== Provided data
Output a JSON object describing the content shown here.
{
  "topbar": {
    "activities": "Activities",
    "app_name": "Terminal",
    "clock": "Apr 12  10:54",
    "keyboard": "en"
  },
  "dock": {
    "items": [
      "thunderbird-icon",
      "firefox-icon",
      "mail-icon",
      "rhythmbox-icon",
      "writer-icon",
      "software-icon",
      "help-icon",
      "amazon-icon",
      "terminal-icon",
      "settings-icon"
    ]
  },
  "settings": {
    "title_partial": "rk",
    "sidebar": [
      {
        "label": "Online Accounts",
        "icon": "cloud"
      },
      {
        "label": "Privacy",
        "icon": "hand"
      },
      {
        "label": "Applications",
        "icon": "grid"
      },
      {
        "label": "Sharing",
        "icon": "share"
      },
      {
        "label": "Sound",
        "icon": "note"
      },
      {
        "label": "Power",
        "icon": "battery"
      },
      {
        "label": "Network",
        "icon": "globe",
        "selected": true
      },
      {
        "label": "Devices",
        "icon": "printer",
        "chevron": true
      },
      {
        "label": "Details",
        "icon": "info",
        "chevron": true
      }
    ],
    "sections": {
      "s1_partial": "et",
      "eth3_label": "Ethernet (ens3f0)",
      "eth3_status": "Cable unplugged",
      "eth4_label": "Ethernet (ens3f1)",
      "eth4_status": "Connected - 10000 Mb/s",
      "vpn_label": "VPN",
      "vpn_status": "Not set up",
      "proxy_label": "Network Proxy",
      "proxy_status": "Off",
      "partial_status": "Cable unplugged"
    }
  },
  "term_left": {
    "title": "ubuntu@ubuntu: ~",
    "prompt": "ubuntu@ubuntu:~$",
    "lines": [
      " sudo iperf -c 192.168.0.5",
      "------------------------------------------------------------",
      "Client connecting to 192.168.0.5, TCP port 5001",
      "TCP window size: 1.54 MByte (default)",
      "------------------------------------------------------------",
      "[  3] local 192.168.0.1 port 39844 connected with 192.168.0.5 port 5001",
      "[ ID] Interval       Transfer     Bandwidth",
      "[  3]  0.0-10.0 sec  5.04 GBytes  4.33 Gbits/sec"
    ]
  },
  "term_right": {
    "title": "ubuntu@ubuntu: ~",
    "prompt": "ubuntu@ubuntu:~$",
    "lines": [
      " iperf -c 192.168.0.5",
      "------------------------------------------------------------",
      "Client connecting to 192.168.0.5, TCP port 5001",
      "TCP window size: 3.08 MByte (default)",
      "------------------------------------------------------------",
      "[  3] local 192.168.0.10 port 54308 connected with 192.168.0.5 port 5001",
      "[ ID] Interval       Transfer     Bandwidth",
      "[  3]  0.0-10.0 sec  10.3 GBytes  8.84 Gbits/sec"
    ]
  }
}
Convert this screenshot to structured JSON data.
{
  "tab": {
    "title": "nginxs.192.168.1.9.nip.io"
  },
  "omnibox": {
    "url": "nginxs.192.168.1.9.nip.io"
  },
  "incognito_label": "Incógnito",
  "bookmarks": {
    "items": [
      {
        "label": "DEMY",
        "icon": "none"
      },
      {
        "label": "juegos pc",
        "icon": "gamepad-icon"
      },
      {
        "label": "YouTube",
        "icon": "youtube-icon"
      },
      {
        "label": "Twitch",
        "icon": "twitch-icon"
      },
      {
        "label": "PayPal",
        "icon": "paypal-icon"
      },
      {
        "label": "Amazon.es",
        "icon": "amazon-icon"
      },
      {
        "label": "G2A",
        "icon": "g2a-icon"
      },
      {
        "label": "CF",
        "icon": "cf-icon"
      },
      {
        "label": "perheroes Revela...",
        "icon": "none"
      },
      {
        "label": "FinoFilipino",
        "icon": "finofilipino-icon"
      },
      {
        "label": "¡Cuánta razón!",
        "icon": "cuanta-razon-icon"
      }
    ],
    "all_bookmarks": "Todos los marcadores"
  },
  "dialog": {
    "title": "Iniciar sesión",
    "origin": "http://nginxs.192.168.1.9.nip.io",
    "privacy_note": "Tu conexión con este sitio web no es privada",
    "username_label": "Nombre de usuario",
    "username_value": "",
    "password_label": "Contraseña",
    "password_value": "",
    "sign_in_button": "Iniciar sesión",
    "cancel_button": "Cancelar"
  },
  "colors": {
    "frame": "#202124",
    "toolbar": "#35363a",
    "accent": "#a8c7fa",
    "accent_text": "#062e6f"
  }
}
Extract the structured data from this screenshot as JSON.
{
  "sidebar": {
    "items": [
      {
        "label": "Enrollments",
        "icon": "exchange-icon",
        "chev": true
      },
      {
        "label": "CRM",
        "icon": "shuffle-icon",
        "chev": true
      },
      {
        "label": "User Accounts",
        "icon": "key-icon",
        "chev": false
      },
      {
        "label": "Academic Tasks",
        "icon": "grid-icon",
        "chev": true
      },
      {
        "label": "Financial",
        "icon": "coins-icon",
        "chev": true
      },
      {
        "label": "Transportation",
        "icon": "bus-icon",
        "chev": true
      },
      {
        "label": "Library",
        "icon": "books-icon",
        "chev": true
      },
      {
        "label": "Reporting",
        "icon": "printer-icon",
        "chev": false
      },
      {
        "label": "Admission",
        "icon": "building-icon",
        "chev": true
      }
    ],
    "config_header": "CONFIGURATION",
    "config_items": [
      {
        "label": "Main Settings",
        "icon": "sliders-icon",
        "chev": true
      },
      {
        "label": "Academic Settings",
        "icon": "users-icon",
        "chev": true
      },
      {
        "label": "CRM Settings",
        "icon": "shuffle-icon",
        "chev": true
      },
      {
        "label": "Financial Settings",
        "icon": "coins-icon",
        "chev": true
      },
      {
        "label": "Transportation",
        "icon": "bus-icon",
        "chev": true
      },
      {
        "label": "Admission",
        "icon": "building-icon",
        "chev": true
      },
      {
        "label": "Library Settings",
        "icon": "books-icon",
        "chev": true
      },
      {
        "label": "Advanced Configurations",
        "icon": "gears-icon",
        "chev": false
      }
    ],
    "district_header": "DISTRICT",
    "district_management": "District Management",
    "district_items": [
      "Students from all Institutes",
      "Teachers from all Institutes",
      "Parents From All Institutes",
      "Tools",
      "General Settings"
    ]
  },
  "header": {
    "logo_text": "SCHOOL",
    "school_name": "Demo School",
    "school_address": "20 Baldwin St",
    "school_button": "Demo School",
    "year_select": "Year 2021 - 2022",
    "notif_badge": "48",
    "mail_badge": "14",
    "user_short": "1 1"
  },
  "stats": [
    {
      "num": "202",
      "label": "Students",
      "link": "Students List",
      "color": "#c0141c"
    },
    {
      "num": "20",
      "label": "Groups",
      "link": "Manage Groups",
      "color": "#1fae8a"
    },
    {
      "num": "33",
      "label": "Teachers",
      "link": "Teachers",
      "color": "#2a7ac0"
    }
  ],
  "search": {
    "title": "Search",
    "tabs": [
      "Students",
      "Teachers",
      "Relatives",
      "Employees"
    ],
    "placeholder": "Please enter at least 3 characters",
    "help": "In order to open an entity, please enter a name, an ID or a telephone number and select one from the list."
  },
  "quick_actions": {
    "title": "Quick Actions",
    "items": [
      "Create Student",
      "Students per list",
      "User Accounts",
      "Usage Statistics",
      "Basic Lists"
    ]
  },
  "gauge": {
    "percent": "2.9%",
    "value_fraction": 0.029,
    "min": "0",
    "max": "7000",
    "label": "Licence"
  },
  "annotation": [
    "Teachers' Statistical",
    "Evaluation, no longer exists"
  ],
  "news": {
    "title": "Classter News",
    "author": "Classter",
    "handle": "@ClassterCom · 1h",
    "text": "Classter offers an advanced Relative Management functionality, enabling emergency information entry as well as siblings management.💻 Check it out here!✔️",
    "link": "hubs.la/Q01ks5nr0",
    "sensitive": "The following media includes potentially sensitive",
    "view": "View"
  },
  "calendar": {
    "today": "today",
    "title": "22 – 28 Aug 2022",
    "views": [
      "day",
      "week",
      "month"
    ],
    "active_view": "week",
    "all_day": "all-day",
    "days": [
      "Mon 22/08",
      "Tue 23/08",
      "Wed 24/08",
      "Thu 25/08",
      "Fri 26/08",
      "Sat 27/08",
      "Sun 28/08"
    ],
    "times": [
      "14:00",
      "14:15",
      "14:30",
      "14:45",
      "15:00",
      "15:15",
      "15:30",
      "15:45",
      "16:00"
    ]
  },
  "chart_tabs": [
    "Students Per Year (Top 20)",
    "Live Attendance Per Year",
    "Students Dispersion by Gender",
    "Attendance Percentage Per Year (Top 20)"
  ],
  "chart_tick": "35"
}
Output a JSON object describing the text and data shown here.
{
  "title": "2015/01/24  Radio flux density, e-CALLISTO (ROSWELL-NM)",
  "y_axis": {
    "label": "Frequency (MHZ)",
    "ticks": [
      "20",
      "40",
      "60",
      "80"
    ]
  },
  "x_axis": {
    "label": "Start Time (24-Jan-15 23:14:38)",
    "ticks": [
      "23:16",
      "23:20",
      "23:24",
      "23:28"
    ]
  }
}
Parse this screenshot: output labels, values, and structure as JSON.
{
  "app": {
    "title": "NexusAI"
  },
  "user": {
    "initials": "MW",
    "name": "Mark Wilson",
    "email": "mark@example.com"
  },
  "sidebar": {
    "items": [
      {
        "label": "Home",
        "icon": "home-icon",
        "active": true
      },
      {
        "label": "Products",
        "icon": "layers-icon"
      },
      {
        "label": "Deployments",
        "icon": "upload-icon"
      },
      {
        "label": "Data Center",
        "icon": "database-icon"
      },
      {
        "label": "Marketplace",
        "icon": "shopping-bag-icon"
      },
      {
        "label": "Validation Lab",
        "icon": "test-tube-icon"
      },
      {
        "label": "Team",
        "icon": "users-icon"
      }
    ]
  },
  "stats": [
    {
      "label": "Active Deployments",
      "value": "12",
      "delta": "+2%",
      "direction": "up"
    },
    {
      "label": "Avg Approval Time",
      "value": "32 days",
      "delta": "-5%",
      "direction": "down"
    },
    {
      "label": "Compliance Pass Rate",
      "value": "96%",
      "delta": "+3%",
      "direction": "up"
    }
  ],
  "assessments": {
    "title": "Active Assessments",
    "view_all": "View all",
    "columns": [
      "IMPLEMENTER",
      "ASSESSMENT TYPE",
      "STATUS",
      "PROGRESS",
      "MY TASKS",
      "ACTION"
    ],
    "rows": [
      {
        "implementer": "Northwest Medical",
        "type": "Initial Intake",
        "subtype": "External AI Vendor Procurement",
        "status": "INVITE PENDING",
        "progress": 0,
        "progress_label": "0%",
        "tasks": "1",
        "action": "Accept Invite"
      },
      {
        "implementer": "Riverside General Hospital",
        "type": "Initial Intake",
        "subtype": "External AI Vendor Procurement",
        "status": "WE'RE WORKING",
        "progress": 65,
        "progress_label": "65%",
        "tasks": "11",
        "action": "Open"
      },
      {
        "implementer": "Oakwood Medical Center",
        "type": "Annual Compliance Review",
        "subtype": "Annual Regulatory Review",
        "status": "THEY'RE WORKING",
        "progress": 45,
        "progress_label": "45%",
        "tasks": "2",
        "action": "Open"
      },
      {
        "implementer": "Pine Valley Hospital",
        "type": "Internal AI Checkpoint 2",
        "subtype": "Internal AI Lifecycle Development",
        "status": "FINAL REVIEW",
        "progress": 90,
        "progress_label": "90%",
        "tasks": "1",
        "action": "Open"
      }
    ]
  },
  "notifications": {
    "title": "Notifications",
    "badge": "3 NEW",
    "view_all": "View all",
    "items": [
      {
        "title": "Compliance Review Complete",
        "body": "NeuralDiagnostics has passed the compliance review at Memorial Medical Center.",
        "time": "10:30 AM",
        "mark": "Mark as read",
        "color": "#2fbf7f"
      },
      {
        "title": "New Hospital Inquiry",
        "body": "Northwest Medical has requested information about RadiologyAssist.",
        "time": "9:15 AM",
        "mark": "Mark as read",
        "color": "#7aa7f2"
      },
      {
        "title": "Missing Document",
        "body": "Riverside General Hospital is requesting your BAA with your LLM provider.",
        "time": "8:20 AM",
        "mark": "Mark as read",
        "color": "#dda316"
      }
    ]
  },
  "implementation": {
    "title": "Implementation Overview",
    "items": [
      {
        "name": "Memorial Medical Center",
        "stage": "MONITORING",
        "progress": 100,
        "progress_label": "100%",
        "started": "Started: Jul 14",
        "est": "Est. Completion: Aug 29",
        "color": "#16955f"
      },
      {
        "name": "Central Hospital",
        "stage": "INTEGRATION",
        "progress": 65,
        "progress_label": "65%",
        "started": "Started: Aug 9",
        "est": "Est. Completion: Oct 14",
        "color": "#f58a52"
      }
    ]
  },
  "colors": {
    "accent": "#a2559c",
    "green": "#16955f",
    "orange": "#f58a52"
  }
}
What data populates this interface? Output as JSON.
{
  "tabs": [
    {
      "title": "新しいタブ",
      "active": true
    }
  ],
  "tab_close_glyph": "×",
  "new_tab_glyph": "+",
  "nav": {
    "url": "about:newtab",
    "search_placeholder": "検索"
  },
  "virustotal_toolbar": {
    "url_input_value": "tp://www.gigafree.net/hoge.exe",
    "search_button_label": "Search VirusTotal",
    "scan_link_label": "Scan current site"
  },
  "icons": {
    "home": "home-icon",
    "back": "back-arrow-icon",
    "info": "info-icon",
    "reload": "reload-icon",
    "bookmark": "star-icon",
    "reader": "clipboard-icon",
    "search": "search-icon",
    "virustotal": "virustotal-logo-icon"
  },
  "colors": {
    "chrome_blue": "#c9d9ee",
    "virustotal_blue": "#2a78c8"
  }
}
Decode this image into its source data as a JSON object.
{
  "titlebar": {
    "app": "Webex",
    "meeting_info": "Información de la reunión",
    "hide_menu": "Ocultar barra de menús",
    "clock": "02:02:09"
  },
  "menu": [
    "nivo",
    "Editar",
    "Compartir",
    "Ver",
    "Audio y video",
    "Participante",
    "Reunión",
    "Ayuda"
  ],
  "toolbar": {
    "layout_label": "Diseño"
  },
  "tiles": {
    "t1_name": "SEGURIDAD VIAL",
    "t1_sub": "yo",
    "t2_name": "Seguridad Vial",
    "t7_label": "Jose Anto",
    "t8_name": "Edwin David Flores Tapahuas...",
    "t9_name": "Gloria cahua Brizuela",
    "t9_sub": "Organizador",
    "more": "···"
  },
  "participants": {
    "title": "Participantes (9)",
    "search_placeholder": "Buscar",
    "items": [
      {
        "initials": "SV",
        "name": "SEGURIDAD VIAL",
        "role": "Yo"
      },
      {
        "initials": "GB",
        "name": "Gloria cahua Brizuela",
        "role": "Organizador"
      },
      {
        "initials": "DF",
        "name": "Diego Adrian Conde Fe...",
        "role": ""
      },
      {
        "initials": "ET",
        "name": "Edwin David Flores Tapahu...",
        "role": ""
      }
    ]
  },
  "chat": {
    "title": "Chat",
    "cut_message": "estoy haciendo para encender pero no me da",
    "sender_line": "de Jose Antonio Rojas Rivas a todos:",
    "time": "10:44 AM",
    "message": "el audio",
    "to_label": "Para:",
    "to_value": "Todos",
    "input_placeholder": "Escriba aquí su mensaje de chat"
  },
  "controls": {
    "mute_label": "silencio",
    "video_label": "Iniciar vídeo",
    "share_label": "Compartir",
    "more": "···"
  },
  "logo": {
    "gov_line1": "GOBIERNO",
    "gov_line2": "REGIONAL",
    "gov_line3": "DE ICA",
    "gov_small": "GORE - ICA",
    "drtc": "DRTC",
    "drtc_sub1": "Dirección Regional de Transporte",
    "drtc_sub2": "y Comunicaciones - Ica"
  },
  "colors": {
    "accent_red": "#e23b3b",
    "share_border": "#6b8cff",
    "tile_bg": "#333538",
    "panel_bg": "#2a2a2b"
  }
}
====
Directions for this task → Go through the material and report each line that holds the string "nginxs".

Task output →
    "title": "nginxs.192.168.1.9.nip.io"
    "url": "nginxs.192.168.1.9.nip.io"
    "origin": "http://nginxs.192.168.1.9.nip.io",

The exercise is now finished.